So, the actual experiment 3 was just going to be chicken cooked with rice with "Chicken Rice Sauce" over it, but as I mentioned earlier that stunk to high heaven, so I chucked it and had a PB&J for lunch. For dinner, I sauteed some asparagus in butter with chopped green onions and garlic, which was so delicious, but this rice cooker gets so hot I think the butter burned on the bottom. Anyway the bottom blackened which was hard to clean. I may buy some olive oil or something which may work better, but I'm not sure. The asparagus didn't burn though! I made a grilled ham and cheese sandwich to go with it and it was a great meal. Ham is a good meat option that won't go bad as fast as fresh meat. 

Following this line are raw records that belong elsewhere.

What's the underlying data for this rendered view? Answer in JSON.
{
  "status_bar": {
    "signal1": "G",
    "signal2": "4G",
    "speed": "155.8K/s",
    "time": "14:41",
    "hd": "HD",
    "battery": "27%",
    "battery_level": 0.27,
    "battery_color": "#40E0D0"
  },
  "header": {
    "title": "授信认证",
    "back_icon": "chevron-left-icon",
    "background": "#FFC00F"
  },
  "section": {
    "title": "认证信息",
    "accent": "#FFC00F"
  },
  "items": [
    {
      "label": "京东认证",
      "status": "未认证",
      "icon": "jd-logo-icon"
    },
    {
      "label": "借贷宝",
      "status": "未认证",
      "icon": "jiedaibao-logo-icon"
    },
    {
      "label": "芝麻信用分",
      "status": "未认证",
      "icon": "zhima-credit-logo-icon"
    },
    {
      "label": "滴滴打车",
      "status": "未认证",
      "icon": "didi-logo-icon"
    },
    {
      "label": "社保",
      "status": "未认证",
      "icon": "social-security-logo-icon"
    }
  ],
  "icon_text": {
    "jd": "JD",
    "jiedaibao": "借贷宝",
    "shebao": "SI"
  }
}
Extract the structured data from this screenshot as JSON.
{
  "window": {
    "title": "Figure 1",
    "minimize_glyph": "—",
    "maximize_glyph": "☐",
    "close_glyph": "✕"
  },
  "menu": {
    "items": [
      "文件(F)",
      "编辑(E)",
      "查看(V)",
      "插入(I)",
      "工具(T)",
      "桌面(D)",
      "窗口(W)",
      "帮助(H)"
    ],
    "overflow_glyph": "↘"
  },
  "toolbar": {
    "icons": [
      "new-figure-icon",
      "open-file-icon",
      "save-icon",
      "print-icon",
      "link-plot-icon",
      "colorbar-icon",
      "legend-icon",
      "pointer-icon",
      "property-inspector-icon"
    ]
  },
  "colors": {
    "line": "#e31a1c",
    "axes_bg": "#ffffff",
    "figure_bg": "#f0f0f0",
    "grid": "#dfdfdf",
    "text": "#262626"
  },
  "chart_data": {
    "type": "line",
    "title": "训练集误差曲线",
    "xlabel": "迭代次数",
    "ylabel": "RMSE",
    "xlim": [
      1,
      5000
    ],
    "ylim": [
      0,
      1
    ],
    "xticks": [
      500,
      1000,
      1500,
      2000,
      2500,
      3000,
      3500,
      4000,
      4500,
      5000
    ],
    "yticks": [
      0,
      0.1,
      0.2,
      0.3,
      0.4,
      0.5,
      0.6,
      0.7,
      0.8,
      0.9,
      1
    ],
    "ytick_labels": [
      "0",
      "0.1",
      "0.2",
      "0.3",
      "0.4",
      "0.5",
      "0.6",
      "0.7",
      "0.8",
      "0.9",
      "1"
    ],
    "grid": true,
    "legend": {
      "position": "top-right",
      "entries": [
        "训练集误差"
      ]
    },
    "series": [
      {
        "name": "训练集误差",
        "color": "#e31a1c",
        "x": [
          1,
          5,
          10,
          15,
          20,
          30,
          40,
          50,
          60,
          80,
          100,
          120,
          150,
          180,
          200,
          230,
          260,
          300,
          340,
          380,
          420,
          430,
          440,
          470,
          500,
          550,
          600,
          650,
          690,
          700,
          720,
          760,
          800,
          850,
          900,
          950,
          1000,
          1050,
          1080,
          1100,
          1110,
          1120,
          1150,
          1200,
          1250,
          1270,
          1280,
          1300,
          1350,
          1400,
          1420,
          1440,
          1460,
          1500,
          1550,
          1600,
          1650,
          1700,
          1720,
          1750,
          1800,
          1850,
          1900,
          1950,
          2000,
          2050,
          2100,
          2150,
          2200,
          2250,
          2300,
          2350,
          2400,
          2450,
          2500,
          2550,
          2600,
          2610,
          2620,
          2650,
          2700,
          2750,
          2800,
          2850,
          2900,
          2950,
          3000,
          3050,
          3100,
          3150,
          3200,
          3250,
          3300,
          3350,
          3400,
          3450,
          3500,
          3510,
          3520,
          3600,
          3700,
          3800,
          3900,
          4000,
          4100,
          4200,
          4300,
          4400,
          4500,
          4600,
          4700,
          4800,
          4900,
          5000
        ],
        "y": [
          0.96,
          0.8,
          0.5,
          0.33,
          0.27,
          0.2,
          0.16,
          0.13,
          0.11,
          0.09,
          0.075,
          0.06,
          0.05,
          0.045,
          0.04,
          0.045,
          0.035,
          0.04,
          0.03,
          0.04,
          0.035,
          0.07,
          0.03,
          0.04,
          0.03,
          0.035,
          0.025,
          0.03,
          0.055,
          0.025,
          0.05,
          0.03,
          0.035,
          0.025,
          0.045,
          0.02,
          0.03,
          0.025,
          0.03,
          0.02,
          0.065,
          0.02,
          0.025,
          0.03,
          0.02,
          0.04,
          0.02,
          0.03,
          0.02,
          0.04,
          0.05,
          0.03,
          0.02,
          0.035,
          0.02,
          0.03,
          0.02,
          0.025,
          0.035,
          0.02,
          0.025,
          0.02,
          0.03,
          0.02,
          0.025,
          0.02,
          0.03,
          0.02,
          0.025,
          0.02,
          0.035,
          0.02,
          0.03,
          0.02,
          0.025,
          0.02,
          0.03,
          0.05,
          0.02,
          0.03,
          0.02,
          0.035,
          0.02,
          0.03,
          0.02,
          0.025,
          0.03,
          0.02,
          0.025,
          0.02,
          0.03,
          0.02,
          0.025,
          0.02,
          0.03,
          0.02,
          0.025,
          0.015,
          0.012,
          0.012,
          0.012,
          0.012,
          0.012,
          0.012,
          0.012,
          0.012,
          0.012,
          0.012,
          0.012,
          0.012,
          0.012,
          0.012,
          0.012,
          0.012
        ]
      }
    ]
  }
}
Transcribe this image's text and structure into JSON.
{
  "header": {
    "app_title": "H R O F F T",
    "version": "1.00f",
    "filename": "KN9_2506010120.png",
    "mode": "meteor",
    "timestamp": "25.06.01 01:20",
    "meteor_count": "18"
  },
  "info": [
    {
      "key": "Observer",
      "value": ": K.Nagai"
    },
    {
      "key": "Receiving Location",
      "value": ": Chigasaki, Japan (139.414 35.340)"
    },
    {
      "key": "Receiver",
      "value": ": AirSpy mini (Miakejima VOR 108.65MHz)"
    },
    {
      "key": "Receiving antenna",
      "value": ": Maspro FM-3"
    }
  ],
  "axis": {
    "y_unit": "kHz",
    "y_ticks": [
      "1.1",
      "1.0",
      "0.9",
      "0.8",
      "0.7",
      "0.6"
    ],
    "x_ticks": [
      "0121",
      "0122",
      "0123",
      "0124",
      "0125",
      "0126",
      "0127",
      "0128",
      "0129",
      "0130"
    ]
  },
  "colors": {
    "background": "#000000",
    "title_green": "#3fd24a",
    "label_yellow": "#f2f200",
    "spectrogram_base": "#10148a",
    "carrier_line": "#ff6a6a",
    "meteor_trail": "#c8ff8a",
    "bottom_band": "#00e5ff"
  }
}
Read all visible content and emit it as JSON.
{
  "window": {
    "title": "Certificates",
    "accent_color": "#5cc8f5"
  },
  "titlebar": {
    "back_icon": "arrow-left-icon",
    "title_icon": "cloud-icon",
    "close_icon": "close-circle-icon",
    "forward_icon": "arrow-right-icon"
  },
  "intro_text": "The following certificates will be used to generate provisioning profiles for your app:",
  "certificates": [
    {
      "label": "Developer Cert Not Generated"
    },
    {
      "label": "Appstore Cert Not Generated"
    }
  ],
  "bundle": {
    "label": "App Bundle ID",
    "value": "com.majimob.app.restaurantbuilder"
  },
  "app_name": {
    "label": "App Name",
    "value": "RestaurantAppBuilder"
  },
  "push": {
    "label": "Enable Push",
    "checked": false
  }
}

Experiment 4: Au Gratin potatoes with ham
So this was the experiment I was most excited for, but most worried about failure. Since I didn't actually have a rice cooker recipe, just this recipe for Gratin Dauphinois (http://gratineeblog.com/2009/10/julia-childs-gratin-dauphinois/). I had read you can cook potatoes in a rice cooker, so I figured this was just taking boiled potatoes one step further.

I sliced the potatoes as thin as possible. Then I chopped up a green onion for flavor. I rubbed the bottom and sides of the cooker thoroughly with butter. I arranged a layer of potatoes in the bottom, added some bits of ham and only a teeny bit of cheese and sprinkled some green onions on as well as some garlic powder. Then I poured some (non-boiling but room temp) milk over it. I repeated this with a second layer, then put on the lid and pressed cook. I had to add more milk a few times so make sure the potatoes were submerged enough to be cooking. In the end it worked out really well, except for the sticking problem I can never solve. Hence the poor presentation on the plate... But my goodness what this lacks in aesthetics it makes up for in flavor. It was SO delicious, brought me back to Grenoble a little bit (though the people of the Dauphine region might be ashamed of this take on their specialty).

 Bon Appetit!

And an old favorite
So, these were all my brave new attempts of the last few days. However, I should mention a staple that is pretty easy and simple that gets me though a lot of my days. Some variation on rice and vegetables. Rice and vegetables with sausage, or with scrambled eggs, or with ham, or with nothing. It's easy (except with eggs, the eggs have to be cooked first, adding a step), and filling and yummy. I usually use garlic powder, salt and butter for flavor, but the chicken and rice sauce I just bought would also be good. Chicken and rice sauce is a sweet, garlicy, gingery, sort of spicy brown sauce. It is put on the steamed chicken version of chicken and rice (the breakfast I'm always talking about). There is a different sauce for the fried chicken version.

Simple but yummy!

So, this is how I'm getting some variety into my diet, and making sure I have enough protein to survive intense mornings in the forest. My mom challenged me to make rice cooker pizza, mostly as a joke I think. But I told her she'd have to try it first before I waste a bunch of money on all the ingredients, which I'm sure will be difficult to find at the Tesco Lotus. So, not sure how interesting this post is to any of you, but perhaps if you ever find yourself forced to survive with only a rice cooker, you'll have a head start. As for myself, I've come a long way from the girl who got here and worried about how on Earth she'd even be able to cook the eggs she had bought.


  1. Here is how to get your rice cooker bottom to be non-stick: after your food is cooked remove the insert from the cooking element. leave the lid on and let it cool. If you want to eat some take it from the top. In about 10 minutes the stuff on the bottom of the rice cooker will have released its hold and you can lift it off. Even if its burned the steam usually softens it. The key is to get it away from the cooking element as soon as it is cooked.